VENICE (Reuters) - Spike Lee’s film about the making of Michael Jackson’s 1987 album “Bad” may border on hagiography at times, but live footage and the singer’s attention to detail when at the peak of his powers are a reminder of why he remains the “King of Pop”.
The two-hour documentary called “Bad 25”, which has its world premiere at the Venice film festival on Friday, is a familiar mix of talking heads - choreographers, producers and stars - and film of concerts, rehearsals and music videos.
Released to coincide with the 25th anniversary of Jackson’s acclaimed follow-up to “Thriller”, Lee provides few surprises for Jackson aficionados, but paints a picture of a genius at work who cared about every step of the production process.
“I think that it was too many years we’ve ... concentrated on stuff about Michael Jackson that had nothing to do with the music,” Lee told reporters, 25 years to the day after Bad hit the shelves.
The documentary, which Lee called his “love letter” to Jackson, has the backing both of the singer’s estate and his record label, giving Lee access to many of the key players in the making of what is regarded as a milestone album.
“It was a chance to really dig into his creative process,” he added.
“We all are blessed with the final work, but it’s rare that you get to see how something is put together. We just see the final product. We don’t see the blood, sweat and tears, all the work that goes into how the masters work.”
Among the novelties is footage taken by Jackson himself, using a handheld camera, of Siedah Garrett singing “Man in the Mirror”, the song she co-wrote for the star, a cappella save for an off-camera clicking of fingers laying down the beat.
There are also small yet enlightening insights and hints as to Jackson’s true character, be it his interest in women, competitive spirit, professional drive or obsession over the smallest riff and dance step.
Garrett, for example, recalls how Jackson playfully threw popcorn at her as she tried to record “I Just Can’t Stop Loving You”, earning her, but not Jackson, a sharp rebuke from the onlooking producer Quincy Jones.
Sheryl Crow said she was often asked whether Jackson became aroused when they performed a raunchy rendition of the song on his record-breaking “Bad” tour. She did not provide an answer.
Actress Tatiana Thumbtzen speculated that mint on the singer’s breath suggested he may have been prepared for a kiss at the end of the “The Way You Make Me Feel” video, despite strict instructions only to embrace the singer.
Lawyer John Branca, who administers Jackson’s estate following his death aged 50 in 2009, recalled a meeting Jackson arranged with his arch-rival Prince.

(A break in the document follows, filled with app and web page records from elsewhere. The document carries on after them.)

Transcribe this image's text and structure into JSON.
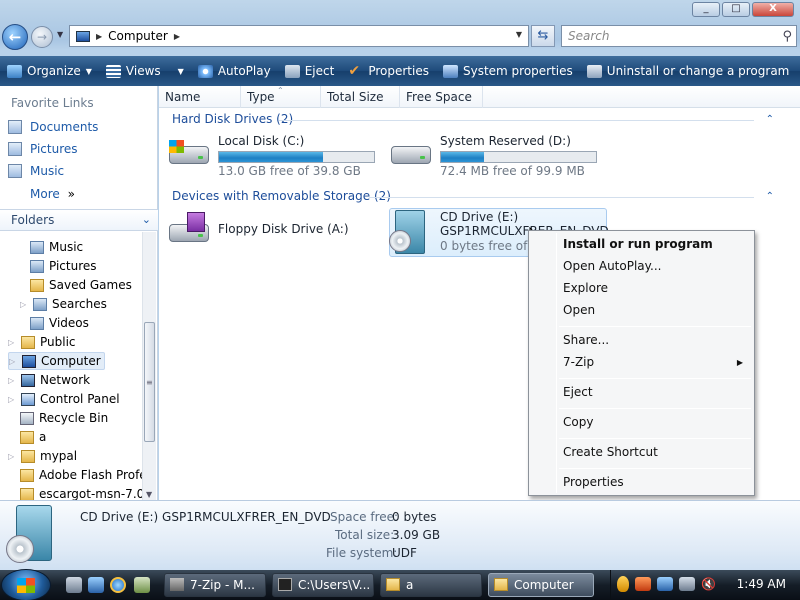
{
  "window": {
    "minimize": "_",
    "maximize": "□",
    "close": "X"
  },
  "nav": {
    "back": "←",
    "forward": "→",
    "address": "Computer",
    "search_placeholder": "Search"
  },
  "toolbar": {
    "organize": "Organize",
    "views": "Views",
    "autoplay": "AutoPlay",
    "eject": "Eject",
    "properties": "Properties",
    "system_properties": "System properties",
    "uninstall": "Uninstall or change a program",
    "more": "»"
  },
  "sidebar": {
    "favorite_title": "Favorite Links",
    "favorites": [
      "Documents",
      "Pictures",
      "Music"
    ],
    "more": "More",
    "more_chev": "»",
    "folders_title": "Folders",
    "tree": [
      "Music",
      "Pictures",
      "Saved Games",
      "Searches",
      "Videos",
      "Public",
      "Computer",
      "Network",
      "Control Panel",
      "Recycle Bin",
      "a",
      "mypal",
      "Adobe Flash Profe",
      "escargot-msn-7.0."
    ]
  },
  "columns": [
    "Name",
    "Type",
    "Total Size",
    "Free Space"
  ],
  "groups": {
    "hdd": "Hard Disk Drives (2)",
    "removable": "Devices with Removable Storage (2)"
  },
  "drives": {
    "c": {
      "name": "Local Disk (C:)",
      "free": "13.0 GB free of 39.8 GB",
      "used_fraction": 0.67
    },
    "d": {
      "name": "System Reserved (D:)",
      "free": "72.4 MB free of 99.9 MB",
      "used_fraction": 0.28
    },
    "a": {
      "name": "Floppy Disk Drive (A:)"
    },
    "e": {
      "name": "CD Drive (E:)",
      "label": "GSP1RMCULXFRER_EN_DVD",
      "free": "0 bytes free of 3"
    }
  },
  "context_menu": {
    "install": "Install or run program",
    "open_autoplay": "Open AutoPlay...",
    "explore": "Explore",
    "open": "Open",
    "share": "Share...",
    "zip": "7-Zip",
    "eject": "Eject",
    "copy": "Copy",
    "create_shortcut": "Create Shortcut",
    "properties": "Properties"
  },
  "details": {
    "title": "CD Drive (E:) GSP1RMCULXFRER_EN_DVD",
    "space_free_label": "Space free:",
    "space_free": "0 bytes",
    "total_size_label": "Total size:",
    "total_size": "3.09 GB",
    "fs_label": "File system:",
    "fs": "UDF"
  },
  "taskbar": {
    "items": [
      "7-Zip - M...",
      "C:\\Users\\V...",
      "a",
      "Computer"
    ],
    "clock": "1:49 AM"
  }
}
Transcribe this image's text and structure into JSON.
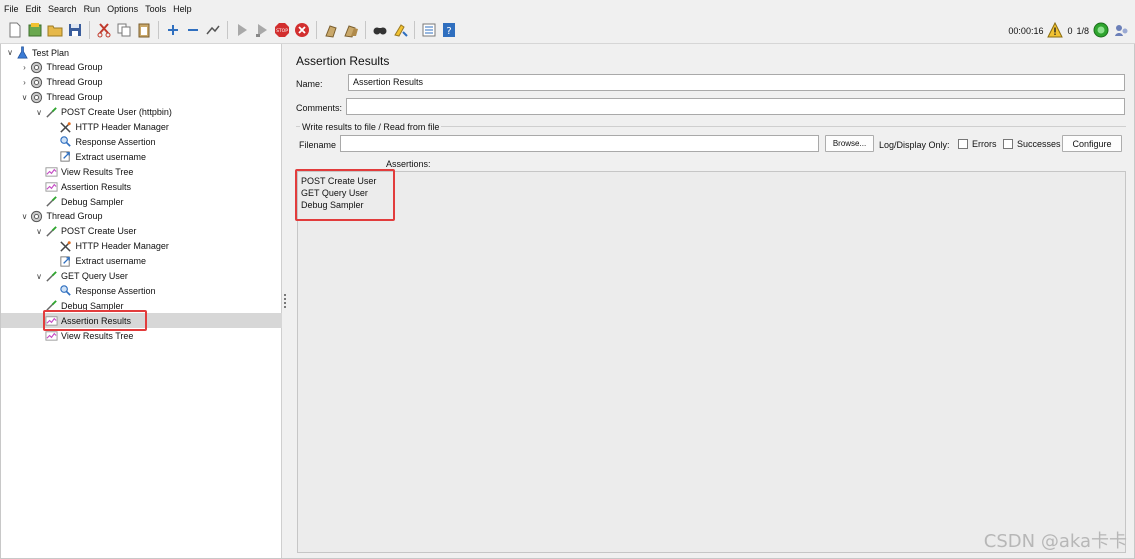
{
  "menu": [
    "File",
    "Edit",
    "Search",
    "Run",
    "Options",
    "Tools",
    "Help"
  ],
  "toolbar_icons": [
    "new-icon",
    "templates-icon",
    "open-icon",
    "save-icon",
    "cut-icon",
    "copy-icon",
    "paste-icon",
    "expand-icon",
    "collapse-icon",
    "toggle-icon",
    "start-icon",
    "start-no-pause-icon",
    "stop-icon",
    "shutdown-icon",
    "clear-icon",
    "clear-all-icon",
    "search-icon",
    "reset-search-icon",
    "function-helper-icon",
    "help-icon"
  ],
  "status": {
    "elapsed": "00:00:16",
    "warnings": "0",
    "threads": "1/8"
  },
  "tree": [
    {
      "label": "Test Plan",
      "level": 0,
      "chevron": "down",
      "icon": "test-plan-icon"
    },
    {
      "label": "Thread Group",
      "level": 1,
      "chevron": "right",
      "icon": "thread-group-icon"
    },
    {
      "label": "Thread Group",
      "level": 1,
      "chevron": "right",
      "icon": "thread-group-icon"
    },
    {
      "label": "Thread Group",
      "level": 1,
      "chevron": "down",
      "icon": "thread-group-icon"
    },
    {
      "label": "POST Create User (httpbin)",
      "level": 2,
      "chevron": "down",
      "icon": "sampler-icon"
    },
    {
      "label": "HTTP Header Manager",
      "level": 3,
      "chevron": "",
      "icon": "header-manager-icon"
    },
    {
      "label": "Response Assertion",
      "level": 3,
      "chevron": "",
      "icon": "assertion-icon"
    },
    {
      "label": "Extract username",
      "level": 3,
      "chevron": "",
      "icon": "extractor-icon"
    },
    {
      "label": "View Results Tree",
      "level": 2,
      "chevron": "",
      "icon": "listener-icon"
    },
    {
      "label": "Assertion Results",
      "level": 2,
      "chevron": "",
      "icon": "listener-icon"
    },
    {
      "label": "Debug Sampler",
      "level": 2,
      "chevron": "",
      "icon": "sampler-icon"
    },
    {
      "label": "Thread Group",
      "level": 1,
      "chevron": "down",
      "icon": "thread-group-icon"
    },
    {
      "label": "POST Create User",
      "level": 2,
      "chevron": "down",
      "icon": "sampler-icon"
    },
    {
      "label": "HTTP Header Manager",
      "level": 3,
      "chevron": "",
      "icon": "header-manager-icon"
    },
    {
      "label": "Extract username",
      "level": 3,
      "chevron": "",
      "icon": "extractor-icon"
    },
    {
      "label": "GET Query User",
      "level": 2,
      "chevron": "down",
      "icon": "sampler-icon"
    },
    {
      "label": "Response Assertion",
      "level": 3,
      "chevron": "",
      "icon": "assertion-icon"
    },
    {
      "label": "Debug Sampler",
      "level": 2,
      "chevron": "",
      "icon": "sampler-icon"
    },
    {
      "label": "Assertion Results",
      "level": 2,
      "chevron": "",
      "icon": "listener-icon",
      "selected": true
    },
    {
      "label": "View Results Tree",
      "level": 2,
      "chevron": "",
      "icon": "listener-icon"
    }
  ],
  "panel": {
    "title": "Assertion Results",
    "name_label": "Name:",
    "name_value": "Assertion Results",
    "comments_label": "Comments:",
    "comments_value": "",
    "file_section": "Write results to file / Read from file",
    "filename_label": "Filename",
    "filename_value": "",
    "browse_label": "Browse...",
    "log_display_label": "Log/Display Only:",
    "errors_label": "Errors",
    "successes_label": "Successes",
    "configure_label": "Configure",
    "assertions_label": "Assertions:",
    "assertions": [
      "POST Create User",
      "GET Query User",
      "Debug Sampler"
    ]
  },
  "watermark": "CSDN @aka卡卡",
  "colors": {
    "highlight": "#e23c3c",
    "selected_row": "#d7d7d7"
  }
}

“It was not a happy meeting,” he said, adding Prince had brought along a “voodoo box” which Jackson feared meant he was trying to cast a spell on him.
That rivalry was part of a competitive streak in Jackson that drove him to try to top the sensational success of his 1982 album “Thriller”, still the best-selling album of all time, with Bad five years later.
He even scrawled “100,000,000” on his mirror to remind him of his target. While industry estimates vary widely, Thriller is estimated to have sold between 60-110 million copies worldwide, while Bad went on to sell 30-45 million.
Nothing, it seemed, was too trival. In one sequence, Jackson comically re-enacts exactly how he wants two animated characters who feature in a commercial to behave.
On a more serious level, Lee explores how Jackson’s Afro-American roots were important to him, despite his gradually transforming facial features that made him appear more Caucasian.
Several interviewees could not contain their tears as they remembered when they heard of Jackson’s passing, and several voiced their conviction at the time that it was not true.
Crow was among those who struggled to explain Jackson’s talent. “The molecules changed in the room,” she said of his presence. “He changed the molecules.”
Near the end of Bad 25 there is a memorable live performance of “Man in the Mirror”, after which Jackson holds his hands aloft to form the shape of a cross.
“Michael’s not here to answer that. I cannot say he’s trying to be Jesus Christ,” Lee said in answer to a reporter’s question.
“I’m not going to say that Michael was saying he was Jesus Christ, but you look at that performance - he’s somewhere else. That’s one of the greatest performances ever. You see the way Michael’s singing that song, he is not of this world.”
Editing by Steve Addison